## TASK PROMPT
The material below must be output exactly, line for line.
Content starts
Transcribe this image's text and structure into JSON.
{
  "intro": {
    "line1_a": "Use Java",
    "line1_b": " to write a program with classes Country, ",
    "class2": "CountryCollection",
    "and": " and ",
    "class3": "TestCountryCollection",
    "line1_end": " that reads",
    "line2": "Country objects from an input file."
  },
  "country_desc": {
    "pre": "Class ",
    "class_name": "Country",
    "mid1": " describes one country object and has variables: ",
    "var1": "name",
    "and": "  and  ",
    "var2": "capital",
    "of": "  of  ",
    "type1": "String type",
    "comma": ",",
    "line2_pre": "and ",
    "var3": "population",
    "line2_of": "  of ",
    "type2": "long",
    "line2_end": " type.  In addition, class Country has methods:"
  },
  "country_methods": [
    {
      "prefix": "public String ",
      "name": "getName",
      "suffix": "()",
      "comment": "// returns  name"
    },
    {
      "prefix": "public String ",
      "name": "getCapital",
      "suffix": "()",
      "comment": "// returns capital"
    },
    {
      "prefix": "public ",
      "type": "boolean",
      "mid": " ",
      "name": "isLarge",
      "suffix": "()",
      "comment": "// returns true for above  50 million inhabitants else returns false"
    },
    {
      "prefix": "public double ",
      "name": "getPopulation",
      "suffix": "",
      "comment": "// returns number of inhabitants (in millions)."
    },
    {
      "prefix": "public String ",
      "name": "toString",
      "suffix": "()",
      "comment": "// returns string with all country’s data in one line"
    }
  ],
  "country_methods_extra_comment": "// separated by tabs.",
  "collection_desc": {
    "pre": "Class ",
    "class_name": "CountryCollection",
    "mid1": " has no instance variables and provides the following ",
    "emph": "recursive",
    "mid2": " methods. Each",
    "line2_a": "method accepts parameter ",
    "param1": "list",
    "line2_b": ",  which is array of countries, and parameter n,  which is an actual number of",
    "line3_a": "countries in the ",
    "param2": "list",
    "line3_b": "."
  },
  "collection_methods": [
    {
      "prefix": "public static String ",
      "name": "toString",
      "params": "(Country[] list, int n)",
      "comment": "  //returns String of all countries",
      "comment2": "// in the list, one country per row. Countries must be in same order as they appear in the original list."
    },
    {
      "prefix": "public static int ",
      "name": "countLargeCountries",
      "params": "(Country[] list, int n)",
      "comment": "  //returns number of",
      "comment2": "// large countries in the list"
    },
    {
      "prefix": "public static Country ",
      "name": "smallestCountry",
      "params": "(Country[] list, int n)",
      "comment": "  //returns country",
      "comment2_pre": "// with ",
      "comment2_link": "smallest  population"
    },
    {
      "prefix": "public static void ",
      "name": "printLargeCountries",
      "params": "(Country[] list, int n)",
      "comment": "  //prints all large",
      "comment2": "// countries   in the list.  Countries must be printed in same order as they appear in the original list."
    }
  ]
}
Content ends
## SOLUTION
Transcribe this image's text and structure into JSON.
{
  "intro": {
    "line1_a": "Use Java",
    "line1_b": " to write a program with classes Country, ",
    "class2": "CountryCollection",
    "and": " and ",
    "class3": "TestCountryCollection",
    "line1_end": " that reads",
    "line2": "Country objects from an input file."
  },
  "country_desc": {
    "pre": "Class ",
    "class_name": "Country",
    "mid1": " describes one country object and has variables: ",
    "var1": "name",
    "and": "  and  ",
    "var2": "capital",
    "of": "  of  ",
    "type1": "String type",
    "comma": ",",
    "line2_pre": "and ",
    "var3": "population",
    "line2_of": "  of ",
    "type2": "long",
    "line2_end": " type.  In addition, class Country has methods:"
  },
  "country_methods": [
    {
      "prefix": "public String ",
      "name": "getName",
      "suffix": "()",
      "comment": "// returns  name"
    },
    {
      "prefix": "public String ",
      "name": "getCapital",
      "suffix": "()",
      "comment": "// returns capital"
    },
    {
      "prefix": "public ",
      "type": "boolean",
      "mid": " ",
      "name": "isLarge",
      "suffix": "()",
      "comment": "// returns true for above  50 million inhabitants else returns false"
    },
    {
      "prefix": "public double ",
      "name": "getPopulation",
      "suffix": "",
      "comment": "// returns number of inhabitants (in millions)."
    },
    {
      "prefix": "public String ",
      "name": "toString",
      "suffix": "()",
      "comment": "// returns string with all country’s data in one line"
    }
  ],
  "country_methods_extra_comment": "// separated by tabs.",
  "collection_desc": {
    "pre": "Class ",
    "class_name": "CountryCollection",
    "mid1": " has no instance variables and provides the following ",
    "emph": "recursive",
    "mid2": " methods. Each",
    "line2_a": "method accepts parameter ",
    "param1": "list",
    "line2_b": ",  which is array of countries, and parameter n,  which is an actual number of",
    "line3_a": "countries in the ",
    "param2": "list",
    "line3_b": "."
  },
  "collection_methods": [
    {
      "prefix": "public static String ",
      "name": "toString",
      "params": "(Country[] list, int n)",
      "comment": "  //returns String of all countries",
      "comment2": "// in the list, one country per row. Countries must be in same order as they appear in the original list."
    },
    {
      "prefix": "public static int ",
      "name": "countLargeCountries",
      "params": "(Country[] list, int n)",
      "comment": "  //returns number of",
      "comment2": "// large countries in the list"
    },
    {
      "prefix": "public static Country ",
      "name": "smallestCountry",
      "params": "(Country[] list, int n)",
      "comment": "  //returns country",
      "comment2_pre": "// with ",
      "comment2_link": "smallest  population"
    },
    {
      "prefix": "public static void ",
      "name": "printLargeCountries",
      "params": "(Country[] list, int n)",
      "comment": "  //prints all large",
      "comment2": "// countries   in the list.  Countries must be printed in same order as they appear in the original list."
    }
  ]
}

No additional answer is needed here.